▸ Work instructions
If a line in the entries includes "placeholder", show that line.

Web page and app entries

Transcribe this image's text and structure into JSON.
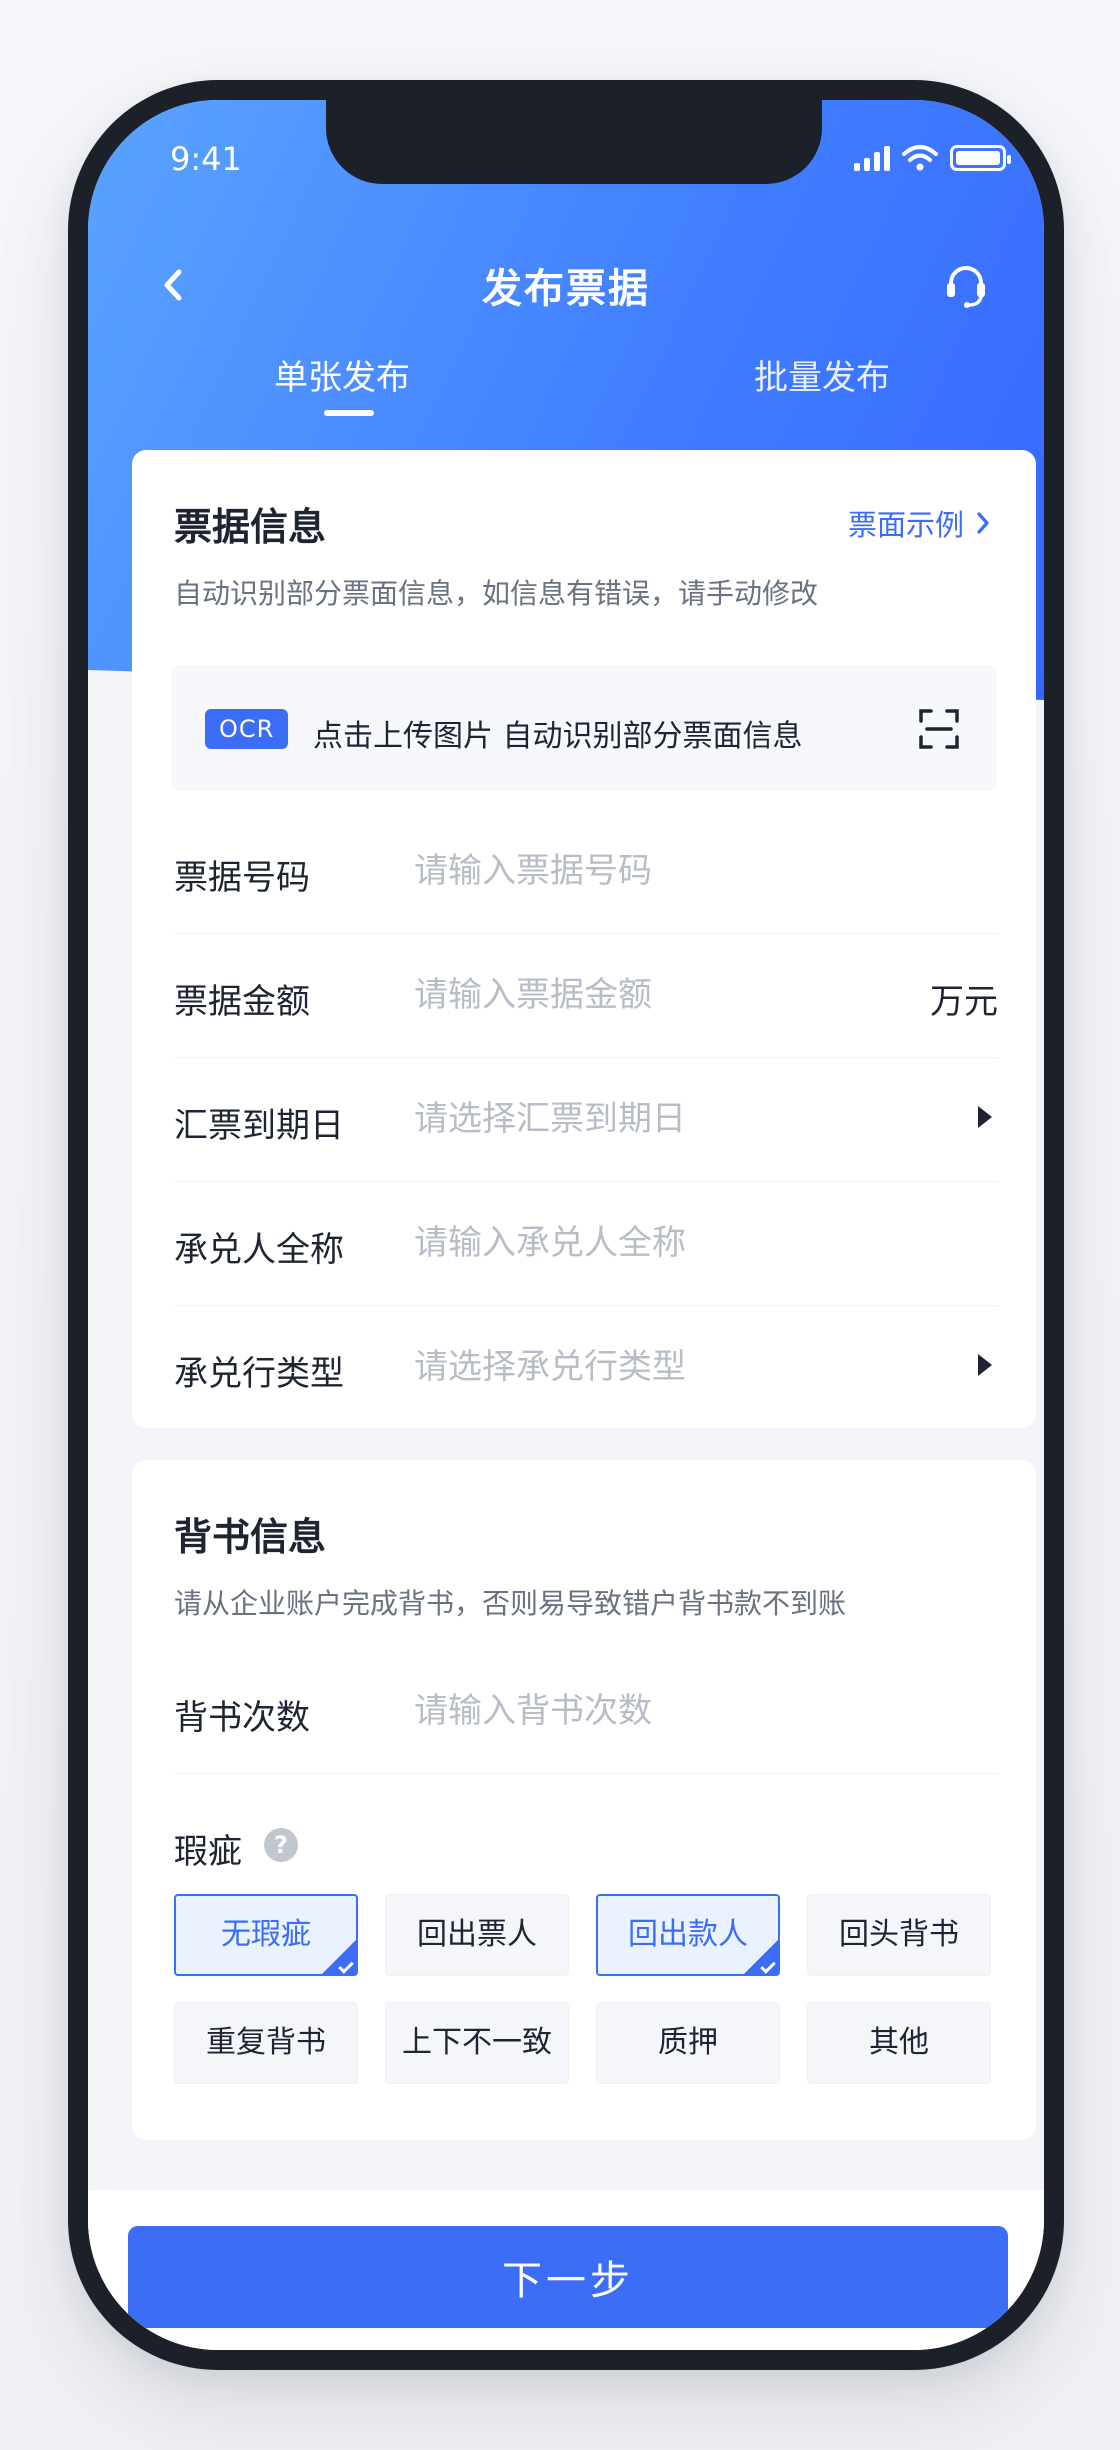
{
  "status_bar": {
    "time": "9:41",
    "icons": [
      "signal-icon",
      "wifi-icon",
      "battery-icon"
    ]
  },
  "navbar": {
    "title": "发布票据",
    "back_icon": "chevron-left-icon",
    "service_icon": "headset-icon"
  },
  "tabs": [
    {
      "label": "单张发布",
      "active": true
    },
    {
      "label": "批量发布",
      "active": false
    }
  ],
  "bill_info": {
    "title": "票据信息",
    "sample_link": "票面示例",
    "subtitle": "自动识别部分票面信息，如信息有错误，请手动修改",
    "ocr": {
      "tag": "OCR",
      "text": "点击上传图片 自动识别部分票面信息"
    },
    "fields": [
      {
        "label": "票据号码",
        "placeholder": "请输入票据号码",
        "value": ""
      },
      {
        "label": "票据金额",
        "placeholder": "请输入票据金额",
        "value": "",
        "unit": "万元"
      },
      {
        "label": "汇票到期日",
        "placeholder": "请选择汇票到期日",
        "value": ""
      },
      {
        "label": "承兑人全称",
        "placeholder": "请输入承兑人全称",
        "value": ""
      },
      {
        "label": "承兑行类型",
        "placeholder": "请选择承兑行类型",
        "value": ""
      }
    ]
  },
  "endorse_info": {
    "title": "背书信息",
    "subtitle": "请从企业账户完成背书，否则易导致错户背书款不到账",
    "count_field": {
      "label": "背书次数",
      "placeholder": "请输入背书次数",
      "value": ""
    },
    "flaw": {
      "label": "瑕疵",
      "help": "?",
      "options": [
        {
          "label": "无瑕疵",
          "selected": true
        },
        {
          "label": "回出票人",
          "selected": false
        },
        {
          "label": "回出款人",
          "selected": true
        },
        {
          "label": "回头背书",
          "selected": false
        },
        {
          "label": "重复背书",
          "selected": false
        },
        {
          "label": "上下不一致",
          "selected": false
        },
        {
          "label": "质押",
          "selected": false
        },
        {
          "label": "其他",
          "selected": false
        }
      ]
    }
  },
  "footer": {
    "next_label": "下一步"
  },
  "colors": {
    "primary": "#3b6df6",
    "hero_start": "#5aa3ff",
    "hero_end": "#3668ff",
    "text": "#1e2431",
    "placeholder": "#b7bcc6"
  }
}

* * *

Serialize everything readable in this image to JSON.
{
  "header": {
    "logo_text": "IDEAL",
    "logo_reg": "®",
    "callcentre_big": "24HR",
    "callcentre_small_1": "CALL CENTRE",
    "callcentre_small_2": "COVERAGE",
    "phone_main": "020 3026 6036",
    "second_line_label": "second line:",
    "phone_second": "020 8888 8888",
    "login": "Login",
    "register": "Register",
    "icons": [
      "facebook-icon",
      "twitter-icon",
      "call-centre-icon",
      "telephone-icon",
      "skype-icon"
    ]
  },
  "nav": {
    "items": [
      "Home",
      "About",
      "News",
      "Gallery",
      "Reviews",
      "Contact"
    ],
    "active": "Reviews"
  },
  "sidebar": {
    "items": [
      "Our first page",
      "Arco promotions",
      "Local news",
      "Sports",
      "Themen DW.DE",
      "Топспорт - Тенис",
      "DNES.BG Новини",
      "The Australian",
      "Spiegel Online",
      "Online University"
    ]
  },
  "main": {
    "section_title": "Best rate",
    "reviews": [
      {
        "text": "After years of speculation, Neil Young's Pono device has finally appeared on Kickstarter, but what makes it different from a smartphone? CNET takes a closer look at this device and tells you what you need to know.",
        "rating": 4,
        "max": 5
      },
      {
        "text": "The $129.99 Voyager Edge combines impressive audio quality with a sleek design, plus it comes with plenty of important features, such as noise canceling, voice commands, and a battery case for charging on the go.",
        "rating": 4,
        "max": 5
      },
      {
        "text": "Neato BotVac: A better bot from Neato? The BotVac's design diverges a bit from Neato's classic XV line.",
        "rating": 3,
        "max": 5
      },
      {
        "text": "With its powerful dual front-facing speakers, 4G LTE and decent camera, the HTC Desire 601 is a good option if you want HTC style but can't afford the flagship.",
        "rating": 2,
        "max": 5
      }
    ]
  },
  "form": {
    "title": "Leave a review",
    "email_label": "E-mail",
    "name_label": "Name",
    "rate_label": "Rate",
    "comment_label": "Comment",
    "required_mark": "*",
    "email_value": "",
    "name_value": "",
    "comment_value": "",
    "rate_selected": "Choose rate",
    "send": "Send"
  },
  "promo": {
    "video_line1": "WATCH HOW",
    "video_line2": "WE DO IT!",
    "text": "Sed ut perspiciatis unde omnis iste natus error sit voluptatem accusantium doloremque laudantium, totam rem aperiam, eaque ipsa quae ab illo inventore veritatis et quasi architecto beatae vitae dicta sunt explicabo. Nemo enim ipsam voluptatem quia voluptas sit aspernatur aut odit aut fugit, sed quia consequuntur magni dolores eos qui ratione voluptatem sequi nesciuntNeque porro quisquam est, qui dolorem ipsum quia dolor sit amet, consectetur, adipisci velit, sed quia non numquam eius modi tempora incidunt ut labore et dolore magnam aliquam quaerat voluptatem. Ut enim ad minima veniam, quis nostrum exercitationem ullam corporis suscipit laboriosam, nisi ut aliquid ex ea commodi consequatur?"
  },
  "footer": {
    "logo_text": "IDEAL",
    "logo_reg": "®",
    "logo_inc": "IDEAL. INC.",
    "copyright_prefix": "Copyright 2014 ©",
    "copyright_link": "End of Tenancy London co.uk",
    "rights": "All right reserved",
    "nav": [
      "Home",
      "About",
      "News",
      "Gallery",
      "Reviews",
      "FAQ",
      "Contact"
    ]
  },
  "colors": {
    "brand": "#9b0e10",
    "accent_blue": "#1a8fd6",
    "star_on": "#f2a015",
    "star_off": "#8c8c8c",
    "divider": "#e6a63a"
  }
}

▸ Problem solution
        "placeholder": "请输入票据号码",
        "placeholder": "请输入票据金额",
        "placeholder": "请选择汇票到期日",
        "placeholder": "请输入承兑人全称",
        "placeholder": "请选择承兑行类型",
      "placeholder": "请输入背书次数",
    "placeholder": "#b7bcc6"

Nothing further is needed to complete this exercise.